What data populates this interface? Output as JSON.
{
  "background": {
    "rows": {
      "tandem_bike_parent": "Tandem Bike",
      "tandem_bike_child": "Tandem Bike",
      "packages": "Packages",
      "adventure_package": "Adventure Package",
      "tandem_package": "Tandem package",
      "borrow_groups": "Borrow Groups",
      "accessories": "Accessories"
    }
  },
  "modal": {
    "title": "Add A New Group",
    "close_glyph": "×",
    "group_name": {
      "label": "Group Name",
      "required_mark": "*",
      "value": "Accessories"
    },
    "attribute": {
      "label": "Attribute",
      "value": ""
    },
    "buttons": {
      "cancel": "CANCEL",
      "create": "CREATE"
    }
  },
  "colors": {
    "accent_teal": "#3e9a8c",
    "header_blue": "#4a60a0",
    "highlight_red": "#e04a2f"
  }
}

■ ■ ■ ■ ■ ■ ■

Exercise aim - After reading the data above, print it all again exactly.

Answer for this exercise -
What data populates this interface? Output as JSON.
{
  "background": {
    "rows": {
      "tandem_bike_parent": "Tandem Bike",
      "tandem_bike_child": "Tandem Bike",
      "packages": "Packages",
      "adventure_package": "Adventure Package",
      "tandem_package": "Tandem package",
      "borrow_groups": "Borrow Groups",
      "accessories": "Accessories"
    }
  },
  "modal": {
    "title": "Add A New Group",
    "close_glyph": "×",
    "group_name": {
      "label": "Group Name",
      "required_mark": "*",
      "value": "Accessories"
    },
    "attribute": {
      "label": "Attribute",
      "value": ""
    },
    "buttons": {
      "cancel": "CANCEL",
      "create": "CREATE"
    }
  },
  "colors": {
    "accent_teal": "#3e9a8c",
    "header_blue": "#4a60a0",
    "highlight_red": "#e04a2f"
  }
}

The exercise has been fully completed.